Early Intervention: Helping Children with Autism/Better Start Funding Packages:
The Department of Social Services offers children with certain diagnosed disabilities, such as autism, $12000 funding to support Early Intervention until their 7th birthday. This includes up to $6000 per year for therapies and $2000 per year for resources. Collaborative Partnerships Occupational Therapy is a registered provider of Early Intervention for children with autism and other approved disabilities requiring ongoing early intervention assessment and therapy. Collaborative Partnerships is also able to approve resources for purchase using these funding packages (depending on clinical relevance).
Note: From 2018 these funding packages will roll into the National Disability Insurance Scheme (NDIS), please discuss this with your OT for more information.
Enhanced Primary Care Plan (EPC) or Chronic Disease Management Plan
An Enhanced Primary Care Plan (Also known as Chronic Disease Management Plan) is a referral given by a GP, and usually comprise a team care arrangement with at least one other health professional. These provide a rebate of $52.95 per session for up to 5 allied-health sessions per calendar year at the discretion of your GP. Letters will be sent following the first and last of the allocated sessions. These can be claimed via online claiming through Medicare or at your local Medicare office.
Autism Care Plans:
Children who are referred from a paediatrician for investigation or treatment associated with possible/confirmed autism spectrum disorder are eligible for up to 20 allied health sessions, with a rebate of $70.65 per session, over the child’s lifetime to assist with the diagnostic/therapeutic process. This care plan can only be used at the discretion of your child’s paediatrician. This care plan is independent of other care plans and funding packages.
Private Health Funds:
Depending on your private health policy, you may be entitled to receive rebates from your private health fund for allied health sessions. The amount and frequency of rebates available varies between funds so check with your private health fund to see if they cover Occupational Therapy. Collaborative Partnerships uses HICAPS and is able to process your claim for almost all health funds on the spot.

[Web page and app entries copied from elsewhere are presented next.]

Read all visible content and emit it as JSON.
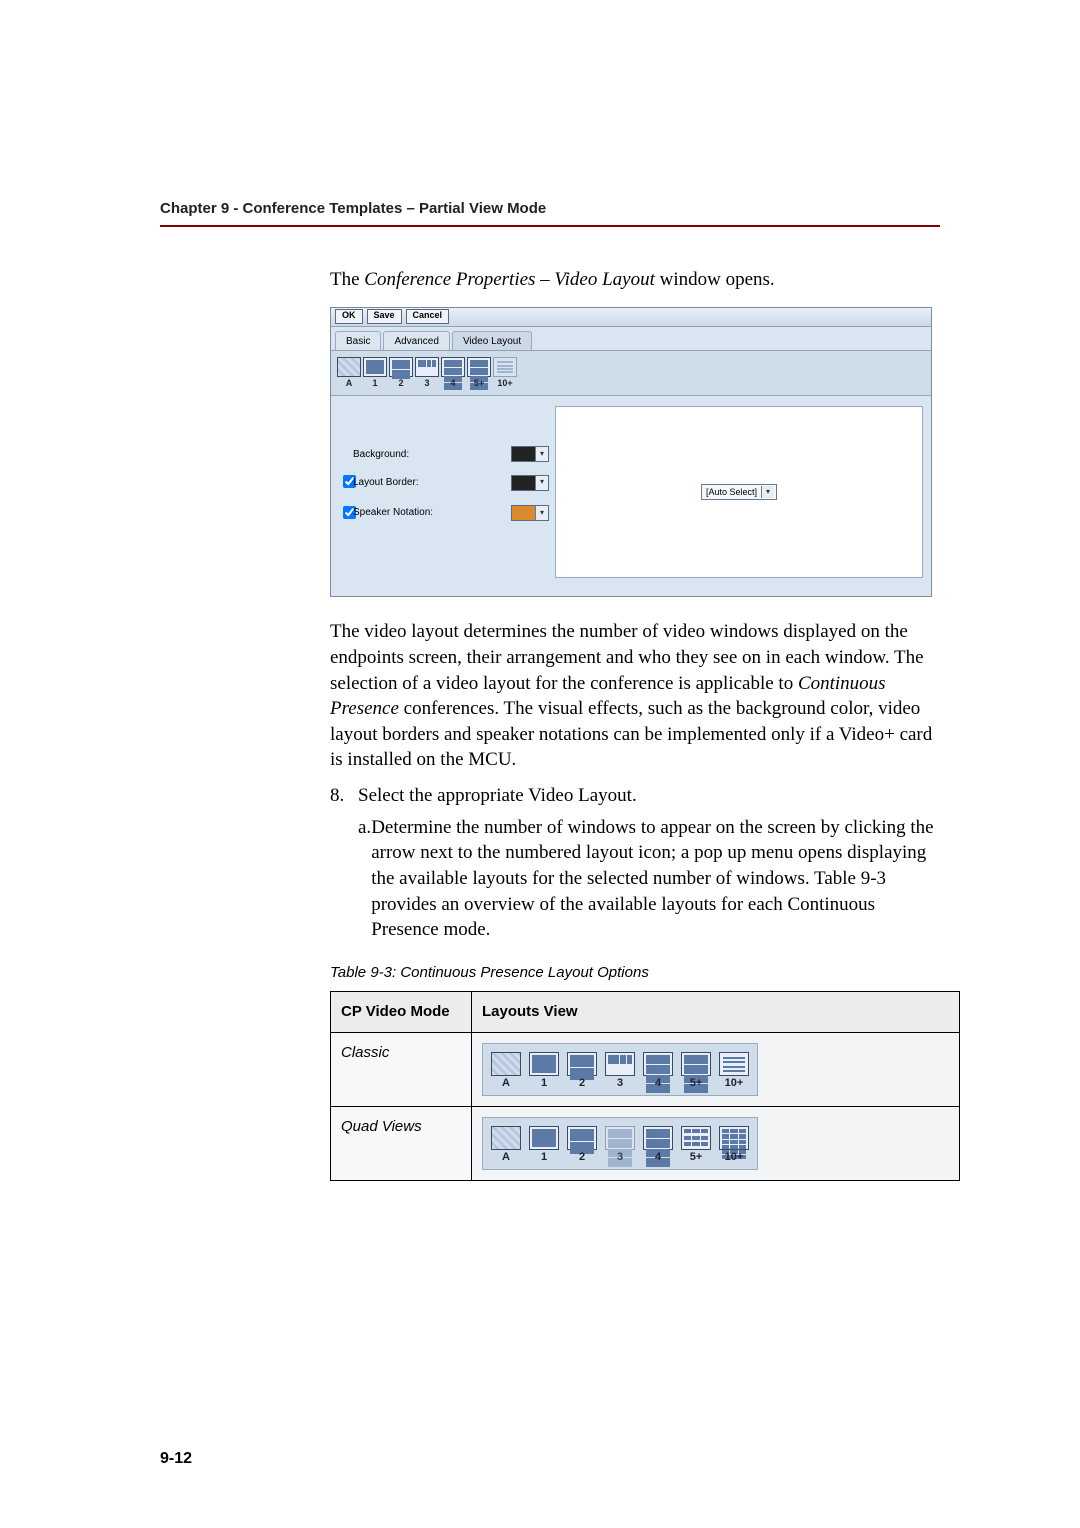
{
  "header": {
    "running": "Chapter 9 - Conference Templates – Partial View Mode"
  },
  "intro": {
    "pre": "The ",
    "ital": "Conference Properties – Video Layout",
    "post": " window opens."
  },
  "screenshot": {
    "buttons": {
      "ok": "OK",
      "save": "Save",
      "cancel": "Cancel"
    },
    "tabs": {
      "basic": "Basic",
      "advanced": "Advanced",
      "video": "Video Layout"
    },
    "layout_labels": [
      "A",
      "1",
      "2",
      "3",
      "4",
      "5+",
      "10+"
    ],
    "form": {
      "background": "Background:",
      "border": "Layout Border:",
      "speaker": "Speaker Notation:"
    },
    "auto_select": "[Auto Select]"
  },
  "prose": {
    "para_layout_explain_a": "The video layout determines the number of video windows displayed on the endpoints screen, their arrangement and who they see on in each window. The selection of a video layout for the conference is applicable to ",
    "para_layout_explain_ital": "Continuous Presence",
    "para_layout_explain_b": " conferences. The visual effects, such as the background color, video layout borders and speaker notations can be implemented only if a Video+ card is installed on the MCU.",
    "step8_num": "8.",
    "step8_text_a": "Select the appropriate ",
    "step8_ital": "Video Layout",
    "step8_text_b": ".",
    "step8a_let": "a.",
    "step8a_text": "Determine the number of windows to appear on the screen by clicking the arrow next to the numbered layout icon; a pop up menu opens displaying the available layouts for the selected number of windows. Table 9-3 provides an overview of the available layouts for each Continuous Presence mode."
  },
  "table": {
    "caption": "Table 9-3: Continuous Presence Layout Options",
    "head_mode": "CP Video Mode",
    "head_view": "Layouts View",
    "rows": [
      {
        "mode": "Classic",
        "labels": [
          "A",
          "1",
          "2",
          "3",
          "4",
          "5+",
          "10+"
        ]
      },
      {
        "mode": "Quad Views",
        "labels": [
          "A",
          "1",
          "2",
          "3",
          "4",
          "5+",
          "10+"
        ]
      }
    ]
  },
  "page_number": "9-12"
}
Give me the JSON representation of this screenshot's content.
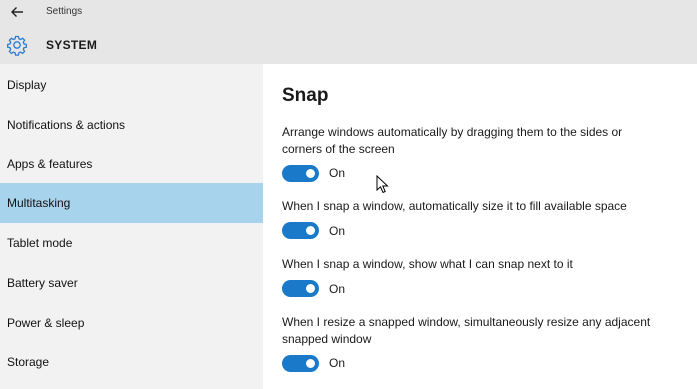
{
  "window": {
    "title": "Settings",
    "back_icon": "arrow-left-icon"
  },
  "header": {
    "icon": "gear-icon",
    "title": "SYSTEM",
    "accent": "#2b7cd3"
  },
  "sidebar": {
    "selected_color": "#a8d3ec",
    "items": [
      {
        "label": "Display",
        "selected": false
      },
      {
        "label": "Notifications & actions",
        "selected": false
      },
      {
        "label": "Apps & features",
        "selected": false
      },
      {
        "label": "Multitasking",
        "selected": true
      },
      {
        "label": "Tablet mode",
        "selected": false
      },
      {
        "label": "Battery saver",
        "selected": false
      },
      {
        "label": "Power & sleep",
        "selected": false
      },
      {
        "label": "Storage",
        "selected": false
      }
    ]
  },
  "main": {
    "heading": "Snap",
    "toggle_color": "#1a79c8",
    "settings": [
      {
        "label": "Arrange windows automatically by dragging them to the sides or corners of the screen",
        "state": "On",
        "enabled": true
      },
      {
        "label": "When I snap a window, automatically size it to fill available space",
        "state": "On",
        "enabled": true
      },
      {
        "label": "When I snap a window, show what I can snap next to it",
        "state": "On",
        "enabled": true
      },
      {
        "label": "When I resize a snapped window, simultaneously resize any adjacent snapped window",
        "state": "On",
        "enabled": true
      }
    ]
  }
}
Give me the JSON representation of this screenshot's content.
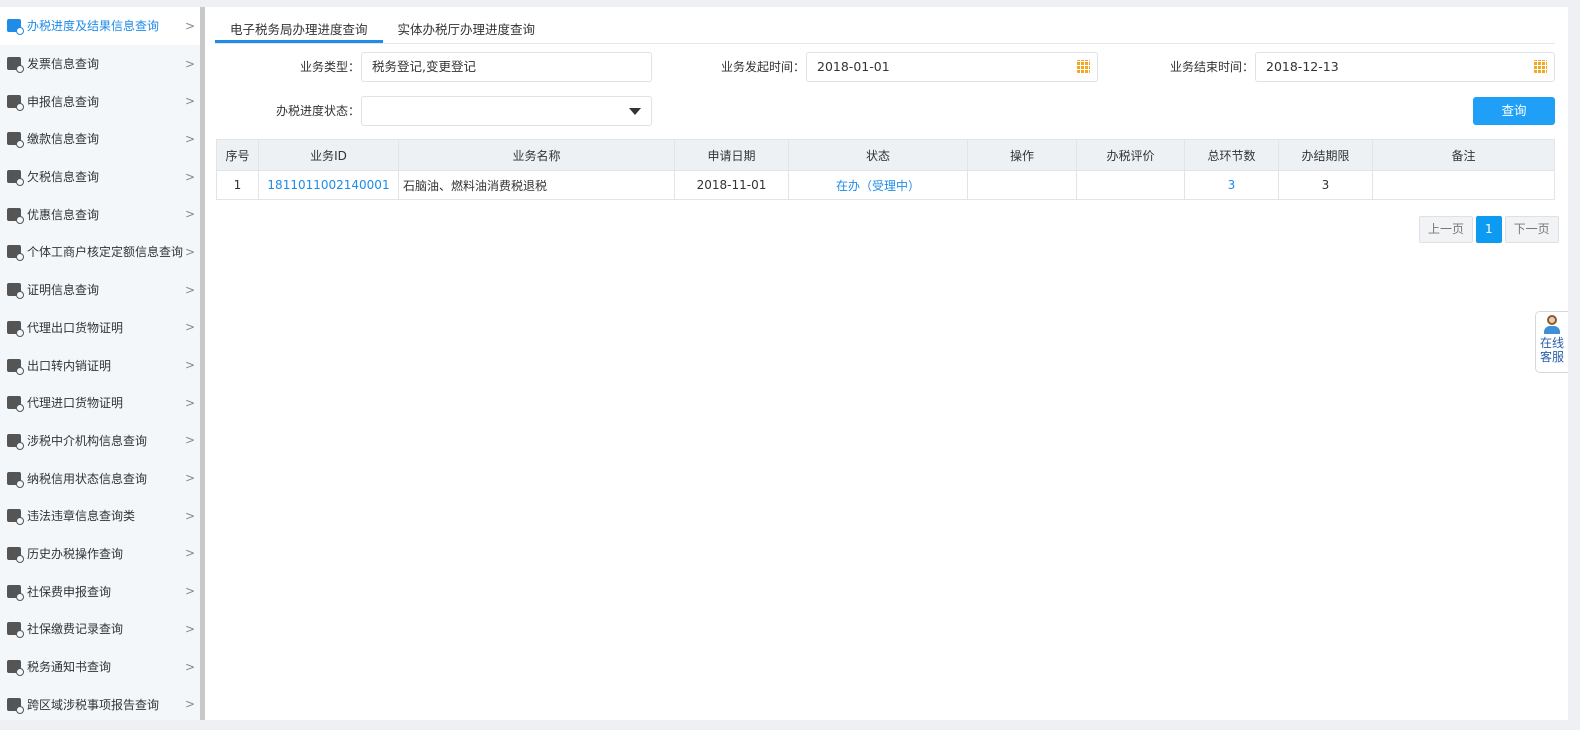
{
  "sidebar": {
    "items": [
      {
        "label": "办税进度及结果信息查询",
        "active": true
      },
      {
        "label": "发票信息查询"
      },
      {
        "label": "申报信息查询"
      },
      {
        "label": "缴款信息查询"
      },
      {
        "label": "欠税信息查询"
      },
      {
        "label": "优惠信息查询"
      },
      {
        "label": "个体工商户核定定额信息查询"
      },
      {
        "label": "证明信息查询"
      },
      {
        "label": "代理出口货物证明"
      },
      {
        "label": "出口转内销证明"
      },
      {
        "label": "代理进口货物证明"
      },
      {
        "label": "涉税中介机构信息查询"
      },
      {
        "label": "纳税信用状态信息查询"
      },
      {
        "label": "违法违章信息查询类"
      },
      {
        "label": "历史办税操作查询"
      },
      {
        "label": "社保费申报查询"
      },
      {
        "label": "社保缴费记录查询"
      },
      {
        "label": "税务通知书查询"
      },
      {
        "label": "跨区域涉税事项报告查询"
      }
    ]
  },
  "tabs": [
    {
      "label": "电子税务局办理进度查询",
      "active": true
    },
    {
      "label": "实体办税厅办理进度查询"
    }
  ],
  "form": {
    "biz_type_label": "业务类型：",
    "biz_type_value": "税务登记,变更登记",
    "start_label": "业务发起时间：",
    "start_value": "2018-01-01",
    "end_label": "业务结束时间：",
    "end_value": "2018-12-13",
    "status_label": "办税进度状态：",
    "status_value": "",
    "query_label": "查询"
  },
  "table": {
    "headers": [
      "序号",
      "业务ID",
      "业务名称",
      "申请日期",
      "状态",
      "操作",
      "办税评价",
      "总环节数",
      "办结期限",
      "备注"
    ],
    "rows": [
      [
        "1",
        "1811011002140001",
        "石脑油、燃料油消费税退税",
        "2018-11-01",
        "在办（受理中）",
        "",
        "",
        "3",
        "3",
        ""
      ]
    ]
  },
  "pager": {
    "prev": "上一页",
    "current": "1",
    "next": "下一页"
  },
  "chat": {
    "line1": "在线",
    "line2": "客服"
  },
  "colors": {
    "accent": "#1f8ce8",
    "button": "#1f9ff5",
    "calendar": "#f5a623"
  }
}
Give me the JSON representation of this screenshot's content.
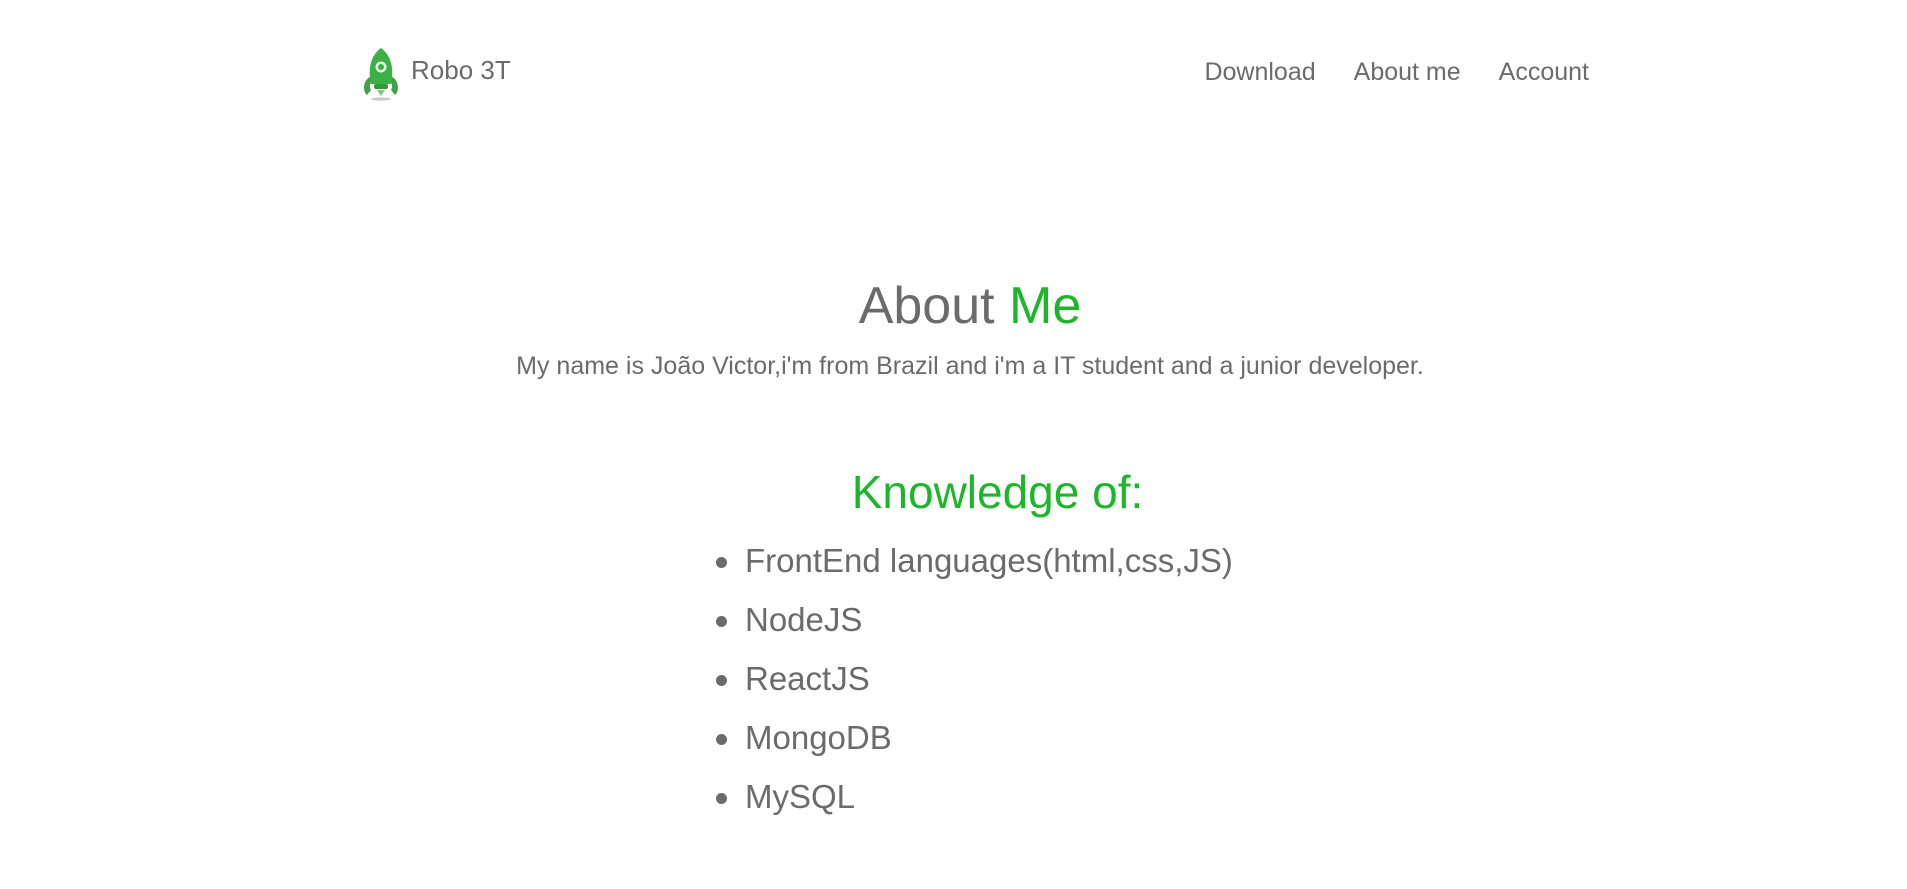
{
  "header": {
    "brand_name": "Robo 3T",
    "logo_icon": "robo-3t-rocket-logo",
    "nav": [
      {
        "label": "Download"
      },
      {
        "label": "About me"
      },
      {
        "label": "Account"
      }
    ]
  },
  "about": {
    "title_prefix": "About ",
    "title_highlight": "Me",
    "description": "My name is João Victor,i'm from Brazil and i'm a IT student and a junior developer."
  },
  "knowledge": {
    "title": "Knowledge of:",
    "items": [
      "FrontEnd languages(html,css,JS)",
      "NodeJS",
      "ReactJS",
      "MongoDB",
      "MySQL"
    ]
  },
  "colors": {
    "accent": "#1db529",
    "text": "#6b6b6b",
    "background": "#ffffff"
  }
}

CAETAI and MASS:
The Medical Aids Subsidy Scheme (MASS) is the federal governments funding initiative to support the purchase of mobility and living aides. CAETAI (Community Aides Equipment and Assistive Technology Initiative) is more specific to equipment to help children with disabilities access the community and covers modified bikes, other mobility aids and assistive technology. This funding is $10000 every 3 years for eligable clients. To qualify for this funding, the child must be registered with the Department of Communities, Cild Safety and Disability Services and have a BIS number. The funding is all-inclusive and covers all the assessments to prescribe the equipment, the equipment trial and delivery
Parent connect are a community organisation that can support children with special needs. In some cases, they may be able to provide funding to parents of children with complex care needs requiring comprehensive assessment. They may be contacted by phone at (07) 4759 2037. Please also see for more information.
Bulk Billing and Payment Plans:
Collaborative Partnerships is able to offer bulk billed therapy sessions to a limited number of clients. Bulk billing is only available to Healthcare Card holders who are also have a EPC/CDMP or ASD Care plan, and waitlists apply. For assessments of children with complex care needs, we recommend you explore the Parent Connect option noted above.
Ask about group options, as these may help make ongoing therapy more accessible for some families.
Please note: Collaborative Partnerships and its directors, owners and shareholders accept no responsibility for the accuracy of the general information contained within this page. Parents should consult with their GP or child health professional before acting on any of these options.